Cases are now rising in just five states: Alaska, Tennessee, Illinois, Kentucky and Missouri. On a per capita basis, Tennessee leads with 41 new cases per 100,000 residents, followed by Rhode Island at 27.
New York and New Jersey, which were recent hot spots, are showing signs of recovery, with cases down about 30% in both states, the trackers noted.
Other COVID-19 news you should know about:
• The next variant of the coronavirus that causes COVID could come from China if a current wave of infections allows more people to acquire immunity. That could force the virus to find new ways to evade immune protections, according to the journal Nature. It is crucial that variants continue to be tracked, but scientists question how quickly the next variant of concern will be detected as many countries wind down surveillance efforts. That has been a repeated complaint from the World Health Organization in its weekly epidemiological updates, which caution that data are being distorted as countries pull back on surveillance and testing.
What’s seen as the world’s largest annual human migration is under way again in China for the Lunar New Year, after the country lifted pandemic restrictions. The Wall Street Journal’s Yoko Kubota reports on how it’s expected to boost the economy — and the risk of new COVID-19 outbreaks.
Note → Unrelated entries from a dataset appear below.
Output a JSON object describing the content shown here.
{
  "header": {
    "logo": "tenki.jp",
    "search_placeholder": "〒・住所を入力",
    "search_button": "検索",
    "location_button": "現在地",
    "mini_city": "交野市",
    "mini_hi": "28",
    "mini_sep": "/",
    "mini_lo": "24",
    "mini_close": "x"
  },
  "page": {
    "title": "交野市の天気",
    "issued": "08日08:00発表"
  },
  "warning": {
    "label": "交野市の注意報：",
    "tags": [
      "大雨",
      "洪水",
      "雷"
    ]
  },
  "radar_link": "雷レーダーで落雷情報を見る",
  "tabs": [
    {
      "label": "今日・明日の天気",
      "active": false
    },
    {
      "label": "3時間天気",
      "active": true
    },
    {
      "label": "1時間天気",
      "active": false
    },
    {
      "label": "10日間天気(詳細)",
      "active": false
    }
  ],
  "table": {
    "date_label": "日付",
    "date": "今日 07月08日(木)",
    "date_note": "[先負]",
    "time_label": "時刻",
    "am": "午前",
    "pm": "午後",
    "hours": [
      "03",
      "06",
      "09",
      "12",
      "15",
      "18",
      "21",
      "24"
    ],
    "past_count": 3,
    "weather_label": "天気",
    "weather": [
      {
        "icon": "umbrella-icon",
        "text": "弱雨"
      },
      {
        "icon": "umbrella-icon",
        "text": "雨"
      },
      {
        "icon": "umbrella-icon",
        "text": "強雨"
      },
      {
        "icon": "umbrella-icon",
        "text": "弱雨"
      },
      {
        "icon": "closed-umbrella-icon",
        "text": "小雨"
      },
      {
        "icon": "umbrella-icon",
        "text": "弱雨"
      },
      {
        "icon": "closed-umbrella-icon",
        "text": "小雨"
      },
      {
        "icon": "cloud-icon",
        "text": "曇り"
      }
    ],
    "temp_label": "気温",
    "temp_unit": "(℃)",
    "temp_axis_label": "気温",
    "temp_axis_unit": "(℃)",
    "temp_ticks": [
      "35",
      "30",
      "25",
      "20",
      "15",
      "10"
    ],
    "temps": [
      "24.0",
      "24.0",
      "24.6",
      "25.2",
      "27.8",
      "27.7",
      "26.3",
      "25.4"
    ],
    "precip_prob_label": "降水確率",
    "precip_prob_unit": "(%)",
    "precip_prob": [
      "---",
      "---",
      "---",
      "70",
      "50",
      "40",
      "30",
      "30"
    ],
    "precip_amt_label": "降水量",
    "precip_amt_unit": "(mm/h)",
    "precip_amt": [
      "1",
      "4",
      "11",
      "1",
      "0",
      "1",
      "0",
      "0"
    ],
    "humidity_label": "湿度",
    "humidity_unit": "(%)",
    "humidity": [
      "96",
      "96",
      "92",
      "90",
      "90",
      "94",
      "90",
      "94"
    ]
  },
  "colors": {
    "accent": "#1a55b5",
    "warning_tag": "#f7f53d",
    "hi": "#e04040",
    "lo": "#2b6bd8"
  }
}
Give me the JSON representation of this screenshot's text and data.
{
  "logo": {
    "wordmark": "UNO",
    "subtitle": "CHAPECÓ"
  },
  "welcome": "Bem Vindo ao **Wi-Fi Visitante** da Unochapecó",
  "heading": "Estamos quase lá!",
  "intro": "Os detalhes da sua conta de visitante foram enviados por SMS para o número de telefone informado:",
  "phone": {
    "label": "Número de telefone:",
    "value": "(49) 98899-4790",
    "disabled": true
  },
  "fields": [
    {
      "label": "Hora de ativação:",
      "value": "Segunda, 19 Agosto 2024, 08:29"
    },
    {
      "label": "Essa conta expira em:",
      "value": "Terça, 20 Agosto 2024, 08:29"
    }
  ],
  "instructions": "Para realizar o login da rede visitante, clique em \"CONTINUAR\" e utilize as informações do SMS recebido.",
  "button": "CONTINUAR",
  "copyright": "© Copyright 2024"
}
Photo: Cfoto/Zuma Press
• A Mississippi doctor who leads a group of physicians opposed to COVID-19 vaccine mandates has filed paperwork to challenge Mississippi Gov. Tate Reeves in the state’s Republican primary, the Associated Press reported. John Witcher is the only Republican other than Reeves who has entered the gubernatorial primary so far. He’s best known for founding Mississippi Against Mandates, the group opposed to requiring COVID vaccines. Witcher has said he was fired from a Mississippi hospital in 2021 after switching patients’ COVID-19 medication to ivermectin, an antiparasite drug that is not authorized by the FDA for use against the novel coronavirus and which research shows is not effective.
• Johnson & Johnson’s
fourth-quarter profit fell 25.7% to $3.52 billion, or $1.33 a share, from $4.74 billion, or $1.77 a share, in the same period last year. The company’s adjusted net income in the latest quarter totaled $2.35 a share, ahead of the Wall Street analyst estimate of $2.23 a share, according to FactSet data. The drug company’s revenue fell 4.4% to $23.71 billion, slightly short of the Wall Street revenue target of $23.896 billion. The company said the decline was due to reduced COVID vaccine sales.
Here’s what the numbers say:
The global tally of confirmed cases of COVID-19 topped 669.1 million on Monday, while the death toll rose above 6.74 million, according to data aggregated by Johns Hopkins University.
The U.S. leads the world with 102 million cases and 1,104,390 fatalities.
The Centers for Disease Control and Prevention’s tracker shows that 229.5 million people living in the U.S., equal to 69.1% of the total population, are fully vaccinated, meaning they have had their primary shots.
So far, just 50.7 million Americans, equal to 15.3% of the overall population, have had the updated COVID booster that targets both the original virus and the omicron variants.